Mentions: The sequences of a total of 13 BAC clones spanning the SH3 locus (Figure 1) in three coffee genomes (i.e. Ea and Ca sub-genome from C. arabica and Cc from C. canephora), were examined for the presence of R-genes using the previously determined annotation [48]. Depending on the genome concerned (Ea, Ca, Cc), a total of 5, 3 and 4 R-genes were identified, respectively. These sequences shared more than 95% of identity. According to Chen et al. [49], a R gene family is defined when 60% identity is shared by members. The R-gene sequences detected in SH3 were therefore further considered as members of a unique R-gene coffee family. BLAST analysis of the non-redundant database (All non-redundant GenBank CDS translations + RefSeq Proteins + PDB + SwissProt + PIR + PRF) revealed high similarity with several R-genes belonging to the CNL class. While the highest identity was observed with the hypothetical CNL R protein in Vitis vinifera (36% identity) in Ricinus communis and Glycine max (35%), the most similar functionally characterized protein was the RPP8 gene from Arabidopsis thaliana that confers resistance to Peronospora parasitica [36] and shares 32% of identity and more than 50% of similarity. Among the species belonging to the subclass Asteridae, which includes Coffea, several proteins where found in Solanum spp. which show 30% of identity and 50% of similarity with the R-gene family found at the SH3 locus of Coffea.

Bottom Line: All these R-gene sequences appeared to be members of a CC-NBS-LRR (CNL) gene family that was only found at the SH3 locus in C. arabica.Furthermore, while homologs were found in several dicot species, comparative genomic analysis failed to find any CNL R-gene in the orthologous regions of other eudicot species.Gene conversion between paralog members, inter-subgenome sequence exchanges and positive selection appear to be the major forces acting on the evolution of SH3-CNL in coffee trees.

View Article: PubMed Central - HTML - PubMed

Affiliation: IRD - Institut de Recherche pour le Développement, UMR RPB, Montpellier Cedex, France.

ABSTRACT

Background: Most disease-resistance (R) genes in plants encode NBS-LRR proteins and belong to one of the largest and most variable gene families among plant genomes. However, the specific evolutionary routes of NBS-LRR encoding genes remain elusive. Recently in coffee tree (Coffea arabica), a region spanning the SH3 locus that confers resistance to coffee leaf rust, one of the most serious coffee diseases, was identified and characterized. Using comparative sequence analysis, the purpose of the present study was to gain insight into the genomic organization and evolution of the SH3 locus.

Results: Sequence analysis of the SH3 region in three coffee genomes, Ea and Ca subgenomes from the allotetraploid C. arabica and Cc genome from the diploid C. canephora, revealed the presence of 5, 3 and 4 R genes in Ea, Ca, and Cc genomes, respectively.
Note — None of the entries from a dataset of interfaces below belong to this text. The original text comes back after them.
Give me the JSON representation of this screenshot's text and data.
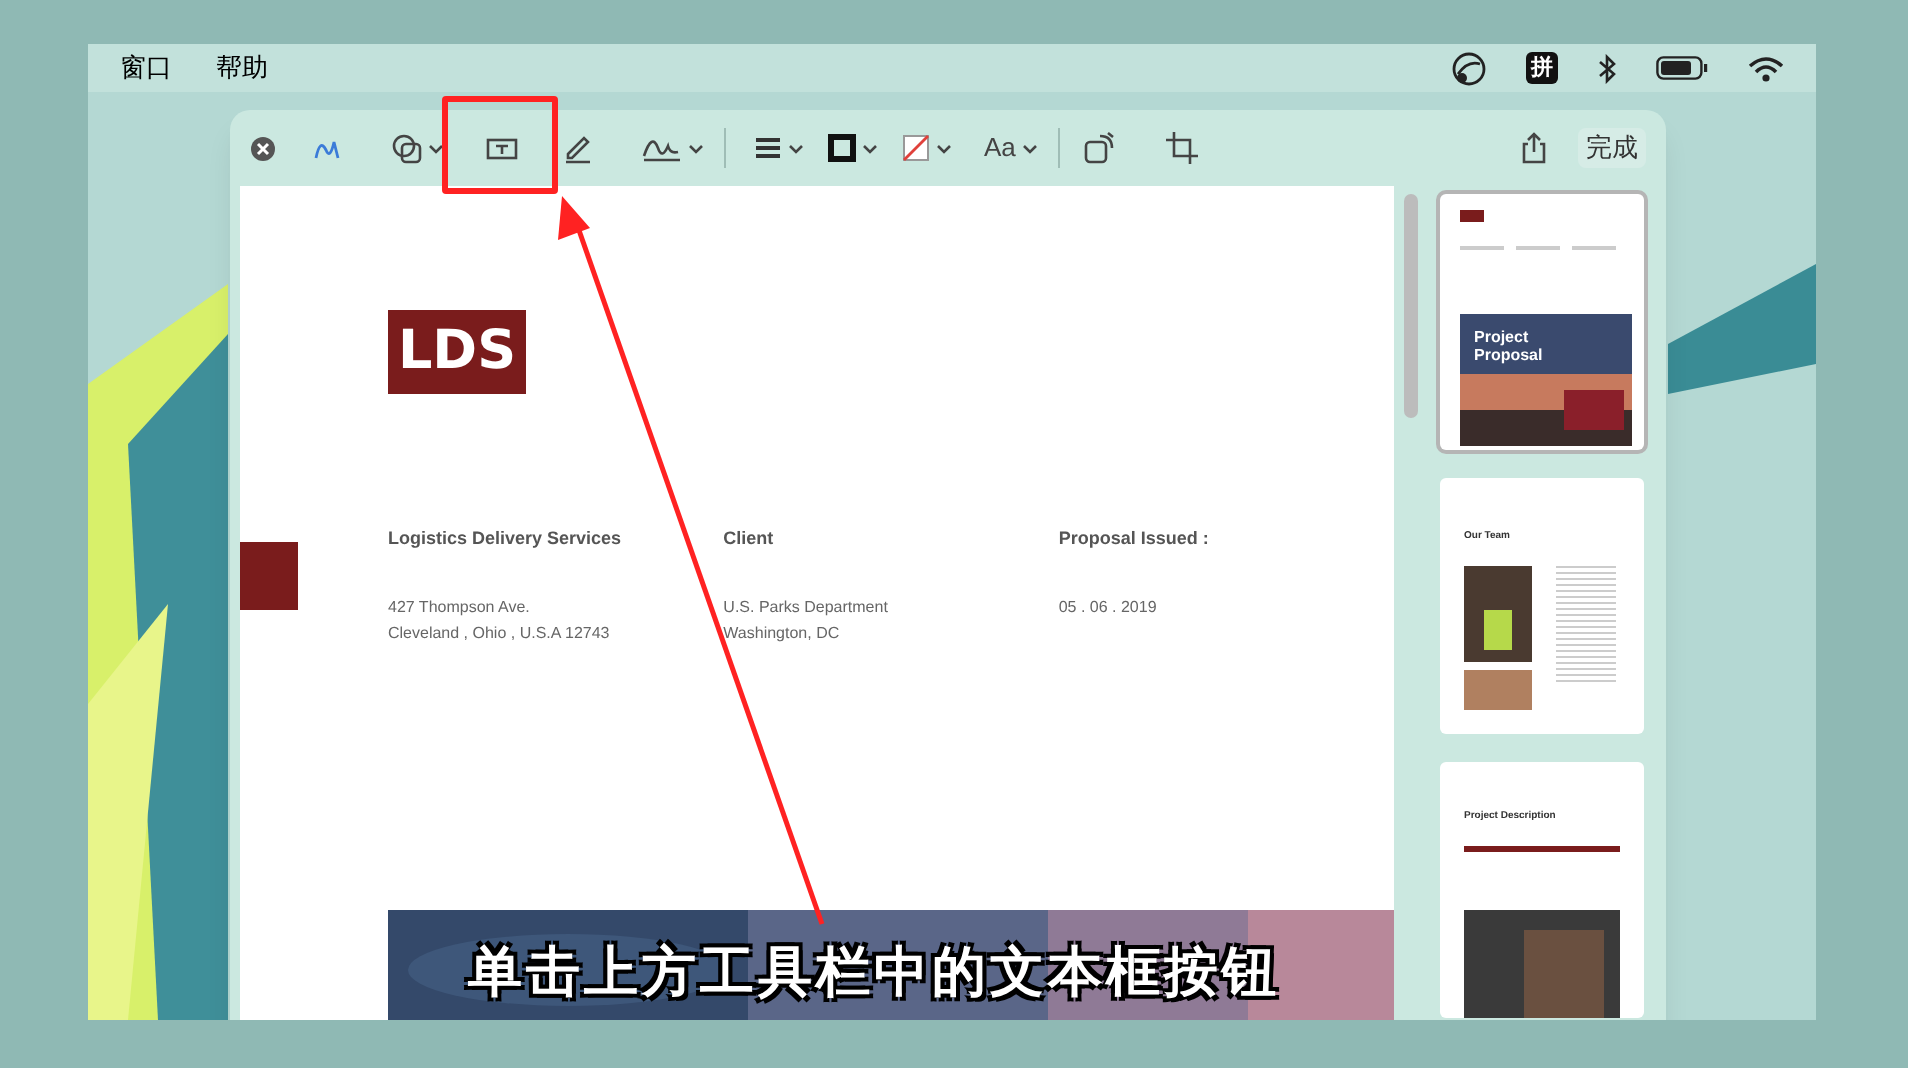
{
  "menu_bar": {
    "items": [
      "窗口",
      "帮助"
    ],
    "input_method": "拼"
  },
  "toolbar": {
    "font_button": "Aa",
    "done_button": "完成"
  },
  "document": {
    "logo": "LDS",
    "columns": [
      {
        "heading": "Logistics Delivery Services",
        "lines": [
          "427 Thompson Ave.",
          "Cleveland , Ohio , U.S.A 12743"
        ]
      },
      {
        "heading": "Client",
        "lines": [
          "U.S. Parks Department",
          "Washington, DC"
        ]
      },
      {
        "heading": "Proposal Issued :",
        "lines": [
          "05 . 06 . 2019"
        ]
      }
    ]
  },
  "thumbnails": [
    {
      "kind": "cover",
      "title": "Project Proposal",
      "selected": true
    },
    {
      "kind": "team",
      "title": "Our Team",
      "selected": false
    },
    {
      "kind": "description",
      "title": "Project Description",
      "selected": false
    }
  ],
  "caption": "单击上方工具栏中的文本框按钮"
}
All these R-gene sequences appeared to be members of a CC-NBS-LRR (CNL) gene family that was only found at the SH3 locus in C. arabica. Furthermore, while homologs were found in several dicot species, comparative genomic analysis failed to find any CNL R-gene in the orthologous regions of other eudicot species. The orthology relationship among the SH3-CNL copies in the three analyzed genomes was determined and the duplication/deletion events that shaped the SH3 locus were traced back. Gene conversion events were detected between paralogs in all three genomes and also between the two sub-genomes of C. arabica. Significant positive selection was detected in the solvent-exposed residues of the SH3-CNL copies.

Conclusion: The ancestral SH3-CNL copy was inserted in the SH3 locus after the divergence between Solanales and Rubiales lineages. Moreover, the origin of most of the SH3-CNL copies predates the divergence between Coffea species. The SH3-CNL family appeared to evolve following the birth-and-death model, since duplications and deletions were inferred in the evolution of the SH3 locus. Gene conversion between paralog members, inter-subgenome sequence exchanges and positive selection appear to be the major forces acting on the evolution of SH3-CNL in coffee trees.

Show MeSH
Related in: MedlinePlus